Information produced to the court established that from between July 8, 2016, through July 14, 2016, during a Port State Control examination conducted by the US Coast Guard, employees of Doorae Shipping presented the B. Pacific’s oil record book to representatives of the Coast Guard knowing that it failed to document or acknowledge that about 5,400 gallons of oil-contaminated bilge water had been stored in an unapproved void space neither designated nor appropriate for the storage of oil and other ship generated liquids. Additionally, the oil record book also failed to document the location of about 8,400 gallons of machinery space oil-contaminated bilge water.

It was just four months ago, in April 2016, that Doorae Shipping was convicted and sentenced to pay $950,000 in fines and penalties for violating the Act to Prevent Pollution from Ships after committing another criminal violation of the act.

“This failure to properly follow the law with respect to maintaining an accurate and truthful oil record book requires another conviction and sentence commensurate with Doorae’s conduct,” United States attorney for the District of Hawaii Florence Nakakuni said.

“Environmental crimes are a serious threat to the health of our oceans,” said Capt. Mike Long, Coast Guard captain of the port for Honolulu. “This case sends a clear message that violators will be vigorously investigated and prosecuted.”

Seaport Alliance Monthly Volumes Up Slightly

By Mark Edward Nero

The Northwest Seaport Alliance, a marine cargo operating partnership of the Port of Seattle and Port of Tacoma, says that strong import volumes last month suggest peak shipping season is just around the corner.

Full imports jumped nearly 12 percent last month compared to July 2015, according to data released Aug. 17.

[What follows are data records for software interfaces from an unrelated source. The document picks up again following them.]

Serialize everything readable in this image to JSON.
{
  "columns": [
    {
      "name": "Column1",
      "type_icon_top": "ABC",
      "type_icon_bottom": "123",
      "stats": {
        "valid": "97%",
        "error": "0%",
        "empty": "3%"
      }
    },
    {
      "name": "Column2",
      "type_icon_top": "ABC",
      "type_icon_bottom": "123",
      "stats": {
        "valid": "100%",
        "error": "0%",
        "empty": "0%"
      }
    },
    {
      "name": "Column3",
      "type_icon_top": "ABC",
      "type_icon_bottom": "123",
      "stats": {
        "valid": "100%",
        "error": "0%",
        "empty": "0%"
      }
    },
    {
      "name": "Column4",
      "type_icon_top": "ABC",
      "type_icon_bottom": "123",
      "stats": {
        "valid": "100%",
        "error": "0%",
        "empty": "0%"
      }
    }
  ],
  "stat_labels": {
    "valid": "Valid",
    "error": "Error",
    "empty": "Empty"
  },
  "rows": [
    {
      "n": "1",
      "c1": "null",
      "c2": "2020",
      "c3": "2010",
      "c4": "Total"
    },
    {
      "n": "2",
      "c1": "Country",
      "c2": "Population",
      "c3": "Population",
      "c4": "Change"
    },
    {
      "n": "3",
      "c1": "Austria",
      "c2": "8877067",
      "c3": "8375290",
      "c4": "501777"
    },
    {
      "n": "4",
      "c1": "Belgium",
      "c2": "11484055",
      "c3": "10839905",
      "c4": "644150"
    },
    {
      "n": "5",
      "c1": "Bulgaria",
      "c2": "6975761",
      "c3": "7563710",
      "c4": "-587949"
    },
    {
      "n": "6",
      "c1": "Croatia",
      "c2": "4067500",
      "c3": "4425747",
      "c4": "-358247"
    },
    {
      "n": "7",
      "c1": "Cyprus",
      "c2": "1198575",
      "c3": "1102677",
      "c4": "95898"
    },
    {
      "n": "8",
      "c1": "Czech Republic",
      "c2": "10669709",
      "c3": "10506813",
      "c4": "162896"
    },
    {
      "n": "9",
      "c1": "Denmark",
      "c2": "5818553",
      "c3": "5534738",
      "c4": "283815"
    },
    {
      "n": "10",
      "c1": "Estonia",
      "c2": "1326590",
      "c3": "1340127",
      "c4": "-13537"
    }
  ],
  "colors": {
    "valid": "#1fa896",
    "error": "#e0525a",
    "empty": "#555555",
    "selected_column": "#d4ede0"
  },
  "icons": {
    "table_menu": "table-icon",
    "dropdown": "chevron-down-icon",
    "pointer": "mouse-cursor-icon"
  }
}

Full export containers also followed last month’s trend, surging more than 17 percent month over month on the strength of agricultural products. Total container volumes in July edged up two percent month over month.

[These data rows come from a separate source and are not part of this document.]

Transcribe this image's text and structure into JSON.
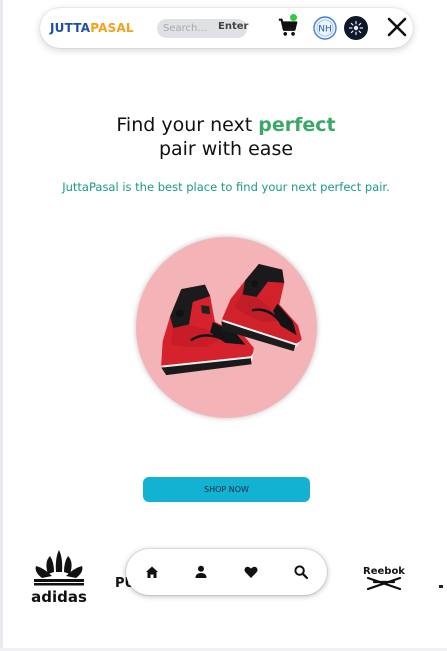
{
  "header": {
    "logo_part1": "JUTTA",
    "logo_part2": "PASAL",
    "search_placeholder": "Search...",
    "search_button": "Enter",
    "avatar_initials": "NH",
    "icons": [
      "cart-icon",
      "avatar-icon",
      "theme-toggle-icon",
      "close-icon"
    ]
  },
  "hero": {
    "headline_before": "Find your next ",
    "headline_accent": "perfect",
    "headline_after": "pair with ease",
    "subheadline": "JuttaPasal is the best place to find your next perfect pair.",
    "cta": "SHOP NOW",
    "image_alt": "red and black high-top sneakers"
  },
  "brands": {
    "adidas": "adidas",
    "puma": "PU",
    "reebok": "Reebok"
  },
  "bottom_nav": {
    "icons": [
      "home-icon",
      "user-icon",
      "heart-icon",
      "search-icon"
    ]
  },
  "colors": {
    "logo_blue": "#1f4fa0",
    "logo_orange": "#f4a21b",
    "accent_green": "#3aa866",
    "sub_teal": "#199a8a",
    "cta_cyan": "#14b2d2",
    "hero_pink": "#f4b3b6"
  }
}
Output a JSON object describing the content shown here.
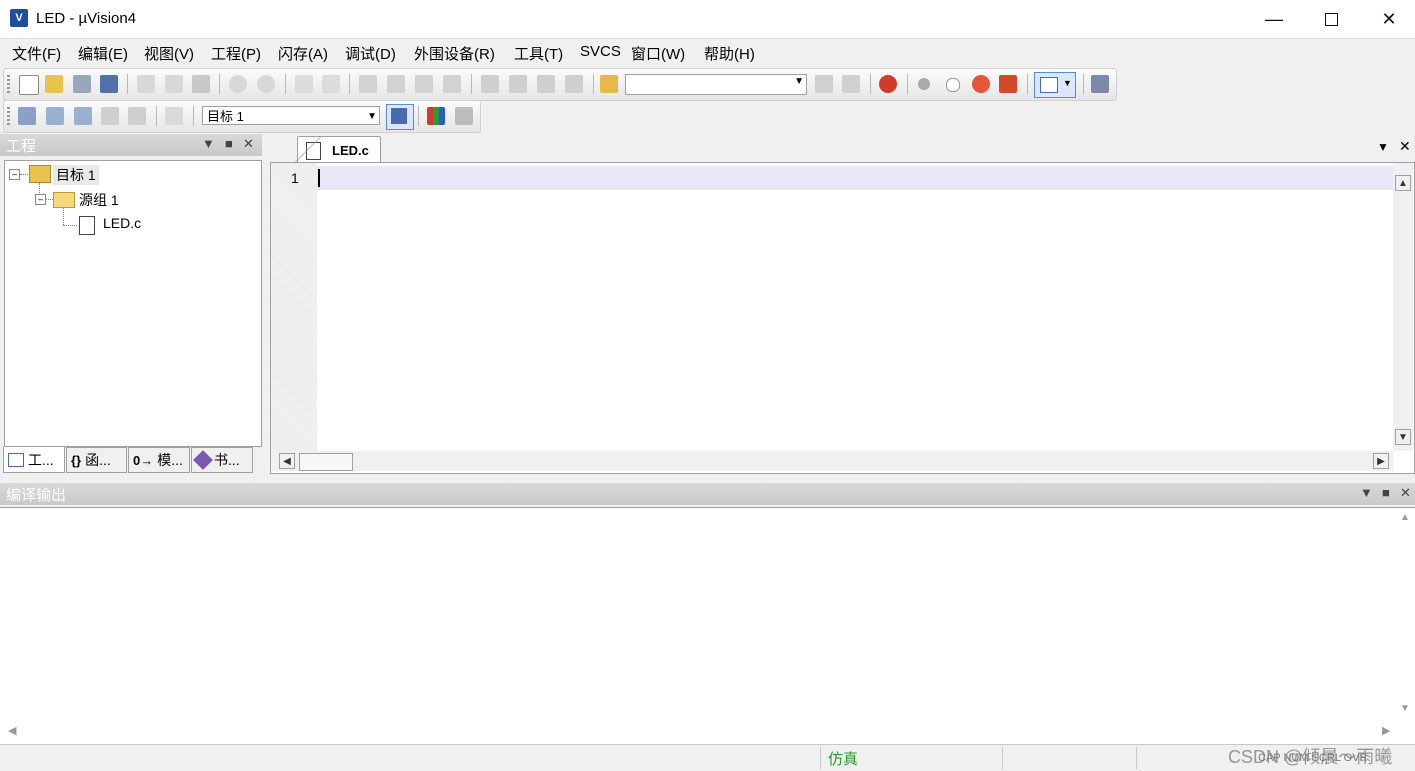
{
  "window": {
    "title": "LED  - µVision4",
    "icon_text": "V"
  },
  "menu": {
    "items": [
      "文件(F)",
      "编辑(E)",
      "视图(V)",
      "工程(P)",
      "闪存(A)",
      "调试(D)",
      "外围设备(R)",
      "工具(T)",
      "SVCS",
      "窗口(W)",
      "帮助(H)"
    ]
  },
  "toolbar": {
    "target_select": "目标 1",
    "find_combo": ""
  },
  "project_panel": {
    "title": "工程",
    "tree": {
      "root": "目标 1",
      "group": "源组 1",
      "file": "LED.c"
    },
    "tabs": [
      "工...",
      "函...",
      "模...",
      "书..."
    ]
  },
  "editor": {
    "tab_label": "LED.c",
    "line_number": "1"
  },
  "output_panel": {
    "title": "编译输出"
  },
  "statusbar": {
    "mode": "仿真",
    "indicators": "CAP  NUM  SCRL  OVR",
    "watermark": "CSDN @倾晨～雨曦"
  },
  "colors": {
    "mode_text": "#2a9a2a",
    "current_line": "#e8e8fa",
    "panel_header": "#cfcfcf"
  }
}
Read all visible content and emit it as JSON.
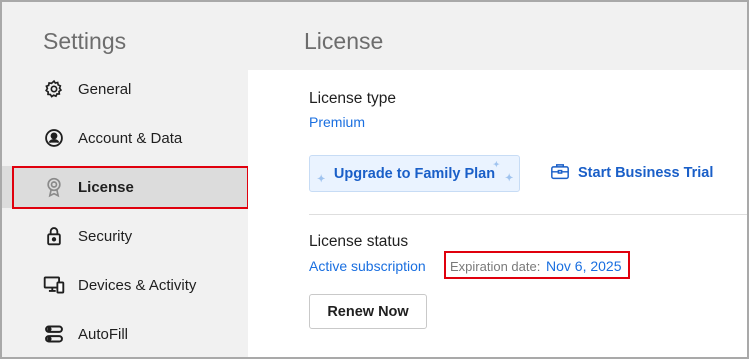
{
  "sidebar": {
    "title": "Settings",
    "items": [
      {
        "label": "General",
        "icon": "gear-icon"
      },
      {
        "label": "Account & Data",
        "icon": "account-icon"
      },
      {
        "label": "License",
        "icon": "badge-icon",
        "active": true
      },
      {
        "label": "Security",
        "icon": "lock-icon"
      },
      {
        "label": "Devices & Activity",
        "icon": "devices-icon"
      },
      {
        "label": "AutoFill",
        "icon": "autofill-icon"
      }
    ]
  },
  "main": {
    "title": "License",
    "license_type": {
      "label": "License type",
      "value": "Premium"
    },
    "upgrade_button": "Upgrade to Family Plan",
    "business_trial_button": "Start Business Trial",
    "license_status": {
      "label": "License status",
      "value": "Active subscription",
      "expiration_label": "Expiration date:",
      "expiration_value": "Nov 6, 2025"
    },
    "renew_button": "Renew Now"
  },
  "colors": {
    "accent": "#1a6fe0",
    "highlight": "#e0000d",
    "active_item_bg": "#dcdcdc"
  }
}
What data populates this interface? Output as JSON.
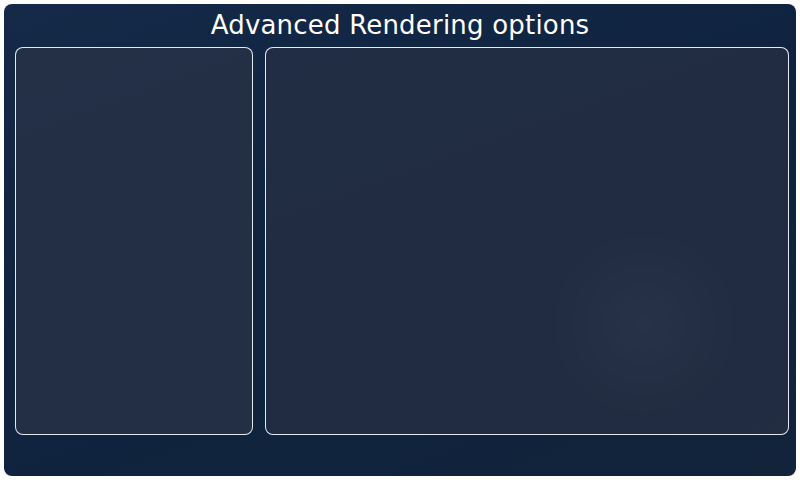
{
  "window": {
    "title": "Advanced Rendering options"
  },
  "panels": [
    {
      "kind": "narrow"
    },
    {
      "kind": "wide"
    }
  ]
}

Cargo owners are forecasting a three to five percent increase in volume during peak season, when retailers build up inventories ahead of the holiday shopping season.

Anticipating the increase, the Seaport Alliance earlier this month launched a program to help extend gate hours at international terminals to reduce congestion and keep cargo flowing through the peak.

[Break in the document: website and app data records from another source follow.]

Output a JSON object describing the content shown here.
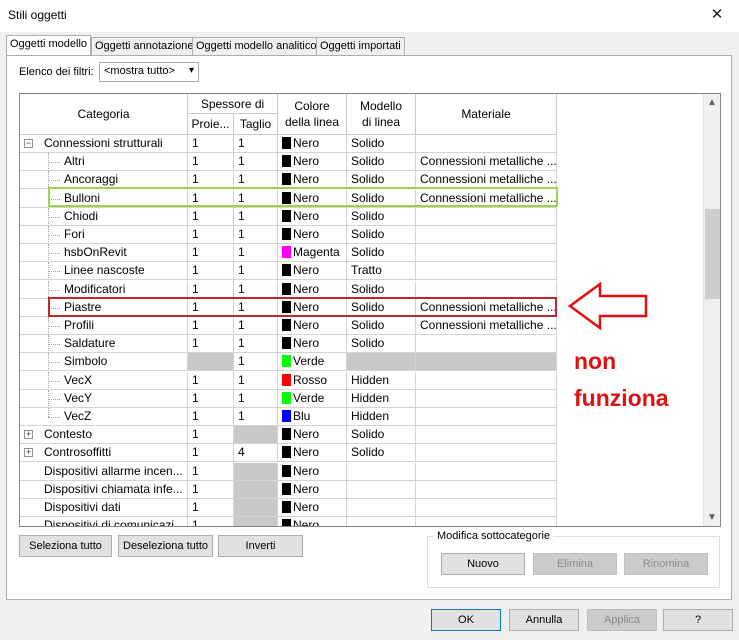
{
  "window": {
    "title": "Stili oggetti",
    "close_glyph": "✕"
  },
  "tabs": [
    "Oggetti modello",
    "Oggetti annotazione",
    "Oggetti modello analitico",
    "Oggetti importati"
  ],
  "filter": {
    "label": "Elenco dei filtri:",
    "value": "<mostra tutto>"
  },
  "columns": {
    "categoria": "Categoria",
    "spessore": "Spessore di",
    "proiezione": "Proie...",
    "taglio": "Taglio",
    "colore": "Colore della linea",
    "modello": "Modello di linea",
    "materiale": "Materiale"
  },
  "colors": {
    "Nero": "#000000",
    "Magenta": "#ff00ff",
    "Verde": "#00ff00",
    "Rosso": "#ff0000",
    "Blu": "#0000ff"
  },
  "rows": [
    {
      "name": "Connessioni strutturali",
      "level": 0,
      "expander": "−",
      "proj": "1",
      "cut": "1",
      "color": "Nero",
      "pattern": "Solido",
      "material": ""
    },
    {
      "name": "Altri",
      "level": 1,
      "proj": "1",
      "cut": "1",
      "color": "Nero",
      "pattern": "Solido",
      "material": "Connessioni metalliche ..."
    },
    {
      "name": "Ancoraggi",
      "level": 1,
      "proj": "1",
      "cut": "1",
      "color": "Nero",
      "pattern": "Solido",
      "material": "Connessioni metalliche ..."
    },
    {
      "name": "Bulloni",
      "level": 1,
      "proj": "1",
      "cut": "1",
      "color": "Nero",
      "pattern": "Solido",
      "material": "Connessioni metalliche ..."
    },
    {
      "name": "Chiodi",
      "level": 1,
      "proj": "1",
      "cut": "1",
      "color": "Nero",
      "pattern": "Solido",
      "material": ""
    },
    {
      "name": "Fori",
      "level": 1,
      "proj": "1",
      "cut": "1",
      "color": "Nero",
      "pattern": "Solido",
      "material": ""
    },
    {
      "name": "hsbOnRevit",
      "level": 1,
      "proj": "1",
      "cut": "1",
      "color": "Magenta",
      "pattern": "Solido",
      "material": ""
    },
    {
      "name": "Linee nascoste",
      "level": 1,
      "proj": "1",
      "cut": "1",
      "color": "Nero",
      "pattern": "Tratto",
      "material": ""
    },
    {
      "name": "Modificatori",
      "level": 1,
      "proj": "1",
      "cut": "1",
      "color": "Nero",
      "pattern": "Solido",
      "material": ""
    },
    {
      "name": "Piastre",
      "level": 1,
      "proj": "1",
      "cut": "1",
      "color": "Nero",
      "pattern": "Solido",
      "material": "Connessioni metalliche ..."
    },
    {
      "name": "Profili",
      "level": 1,
      "proj": "1",
      "cut": "1",
      "color": "Nero",
      "pattern": "Solido",
      "material": "Connessioni metalliche ..."
    },
    {
      "name": "Saldature",
      "level": 1,
      "proj": "1",
      "cut": "1",
      "color": "Nero",
      "pattern": "Solido",
      "material": ""
    },
    {
      "name": "Simbolo",
      "level": 1,
      "proj": "",
      "proj_gray": true,
      "cut": "1",
      "color": "Verde",
      "pattern": "",
      "pattern_gray": true,
      "material": "",
      "material_gray": true
    },
    {
      "name": "VecX",
      "level": 1,
      "proj": "1",
      "cut": "1",
      "color": "Rosso",
      "pattern": "Hidden",
      "material": ""
    },
    {
      "name": "VecY",
      "level": 1,
      "proj": "1",
      "cut": "1",
      "color": "Verde",
      "pattern": "Hidden",
      "material": ""
    },
    {
      "name": "VecZ",
      "level": 1,
      "proj": "1",
      "cut": "1",
      "color": "Blu",
      "pattern": "Hidden",
      "material": ""
    },
    {
      "name": "Contesto",
      "level": 0,
      "expander": "+",
      "proj": "1",
      "cut": "",
      "cut_gray": true,
      "color": "Nero",
      "pattern": "Solido",
      "material": ""
    },
    {
      "name": "Controsoffitti",
      "level": 0,
      "expander": "+",
      "proj": "1",
      "cut": "4",
      "color": "Nero",
      "pattern": "Solido",
      "material": ""
    },
    {
      "name": "Dispositivi allarme incen...",
      "level": 0,
      "proj": "1",
      "cut": "",
      "cut_gray": true,
      "color": "Nero",
      "pattern": "",
      "material": ""
    },
    {
      "name": "Dispositivi chiamata infe...",
      "level": 0,
      "proj": "1",
      "cut": "",
      "cut_gray": true,
      "color": "Nero",
      "pattern": "",
      "material": ""
    },
    {
      "name": "Dispositivi dati",
      "level": 0,
      "proj": "1",
      "cut": "",
      "cut_gray": true,
      "color": "Nero",
      "pattern": "",
      "material": ""
    },
    {
      "name": "Dispositivi di comunicazi...",
      "level": 0,
      "proj": "1",
      "cut": "",
      "cut_gray": true,
      "color": "Nero",
      "pattern": "",
      "material": ""
    }
  ],
  "annotation": {
    "line1": "non",
    "line2": "funziona"
  },
  "buttons": {
    "select_all": "Seleziona tutto",
    "deselect_all": "Deseleziona tutto",
    "invert": "Inverti",
    "group_title": "Modifica sottocategorie",
    "new": "Nuovo",
    "delete": "Elimina",
    "rename": "Rinomina",
    "ok": "OK",
    "cancel": "Annulla",
    "apply": "Applica",
    "help": "?"
  }
}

Through the first seven months of the year, total Seattle-Tacoma container volumes are flat, at just about two million TEUs. However, full import container volumes grew nearly three percent year-to-date to 760,923 TEUs, while full exports marked a nearly 13 percent year-to-date gain to 542,258 TEUs.

Domestic volumes remain sluggish, down three percent year-to-date to 448,357 TEUs, something the Seaport Alliance blames on the weakened Alaskan economy.

In other cargo news, auto imports dipped nearly three percent year to date in July, and breakbulk cargo continues to struggle, down 33 percent due to the strong dollar and slowing economic growth in China.

Navy Awards Vigor Ship Overhaul Contract

By Mark Edward Nero

The US Navy has awarded Portland, Oregon-based Vigor Marine a $9.3 million contract for a 71-calendar day shipyard availability for the regular overhaul and dry docking of USNS Henry J. Kaiser (T-AO 187).

The Navy’s Military Sealift Command in Norfolk, Virginia is the contracting activity. Work is to include general services, clean and gas free tanks, ballast tank blast and paint, cargo tank blast and paint, cargo and ballast tank close up survey, expansion joint structural steel replacement and port and starboard main engine 72,000-hour overhaul.

Also included: starboard main engine coupling and shaft brake replacement, dry docking, underwater hull blast and paint, propeller maintenance, 15-year tailshaft inspection and repair underway replenishment quad cargo gear survey blocks and sheaves.

The contract was procured with proposals solicited via the Federal Business Opportunities website; Vigor Marine’s offer was the only one received.

Funds in the amount of $9,319,391 were being obligated at the time of award, and the contract also includes options, which, if exercised, could increase the total contract value to $9.6 million.

The work is to be performed in Portland, and is expected to be completed by Dec. 19, 2016.